when markets are down, the sale of a security can still generate a gain, for
example if the gain had appreciated over many years.
How do mutual fund distributions differ from other types
All mutual funds, including index
funds, are required to pay out any realized gains to shareholders on a pro-rata
basis at least once a year. Typically, actively managed equity mutual funds
do so annually in the form of short-term and long-term capital gains. The total
capital gain payout will vary from year to year, and there may be years when a
mutual fund does not pay out any distribution. Index funds typically pay
dividends quarterly (which are taxable as ordinary income).
Investors who buy individual stocks pay the capital gains

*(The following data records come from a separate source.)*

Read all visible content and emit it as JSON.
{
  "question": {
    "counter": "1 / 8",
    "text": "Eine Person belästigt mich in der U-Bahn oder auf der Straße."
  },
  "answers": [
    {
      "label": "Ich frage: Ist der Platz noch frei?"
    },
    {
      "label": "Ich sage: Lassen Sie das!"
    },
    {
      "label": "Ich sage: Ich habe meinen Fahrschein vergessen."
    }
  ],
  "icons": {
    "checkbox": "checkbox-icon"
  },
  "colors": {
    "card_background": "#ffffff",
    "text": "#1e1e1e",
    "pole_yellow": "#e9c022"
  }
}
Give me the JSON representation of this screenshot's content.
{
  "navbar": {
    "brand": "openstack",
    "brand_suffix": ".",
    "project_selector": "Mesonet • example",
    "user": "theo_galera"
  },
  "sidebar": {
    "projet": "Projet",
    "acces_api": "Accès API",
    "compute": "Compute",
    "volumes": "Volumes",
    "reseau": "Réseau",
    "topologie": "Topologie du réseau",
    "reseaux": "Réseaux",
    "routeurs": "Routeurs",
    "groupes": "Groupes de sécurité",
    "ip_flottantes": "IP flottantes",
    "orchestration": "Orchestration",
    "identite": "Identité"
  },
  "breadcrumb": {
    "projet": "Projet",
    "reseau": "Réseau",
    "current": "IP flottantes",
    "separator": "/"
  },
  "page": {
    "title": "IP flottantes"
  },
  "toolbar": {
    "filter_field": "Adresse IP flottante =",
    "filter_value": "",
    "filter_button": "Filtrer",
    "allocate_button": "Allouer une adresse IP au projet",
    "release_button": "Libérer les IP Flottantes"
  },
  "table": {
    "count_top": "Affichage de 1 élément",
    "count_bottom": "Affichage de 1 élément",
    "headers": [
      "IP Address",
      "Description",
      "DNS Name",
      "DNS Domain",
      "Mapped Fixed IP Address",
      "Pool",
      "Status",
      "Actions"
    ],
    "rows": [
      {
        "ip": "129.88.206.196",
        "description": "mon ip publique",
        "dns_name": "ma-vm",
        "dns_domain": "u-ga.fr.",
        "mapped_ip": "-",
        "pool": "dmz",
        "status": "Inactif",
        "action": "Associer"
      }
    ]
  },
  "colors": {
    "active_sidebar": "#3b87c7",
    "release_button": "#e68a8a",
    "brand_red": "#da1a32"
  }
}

taxes the year(s) they sell shares. If the stock is a dividend payer, then the
investor will generally receive those dividends in cash on a quarterly, biannual,
or annual basis and pay income tax on the total amount received each year.
Paying taxes is part of any successful investing process,
and mutual funds have the added benefit of providing shareholders with a
diversified portfolio managed by an investment professional.
The opinions expressed are those of Weitz Investment Management and are not meant as investment advice or to predict or project the future performance of any investment product. The opinions are current through the publication date, they are subject to change at any time based on market and other current conditions, and no forecasts can be guaranteed. This commentary is being provided as a general source of information and is not intended as a recommendation to purchase, sell, or hold any specific security or to engage in any investment strategy. Investment decisions should always be made based on an investor's specific objectives, financial needs, risk tolerance and time horizon.
All investments are subject to market risk, including the possible loss of principal. Holdings are subject to change and may not be representative of the Fund's current or future investments.
Investors should consider carefully the investment objectives, risks, and charges and expenses of a fund before investing. This and other important information is contained in the prospectus and summary prospectus, which may be obtained at weitzinvestments.com or from a financial advisor. Please read the prospectus carefully before investing.
Weitz Securities, Inc. is the distributor of the Weitz Funds.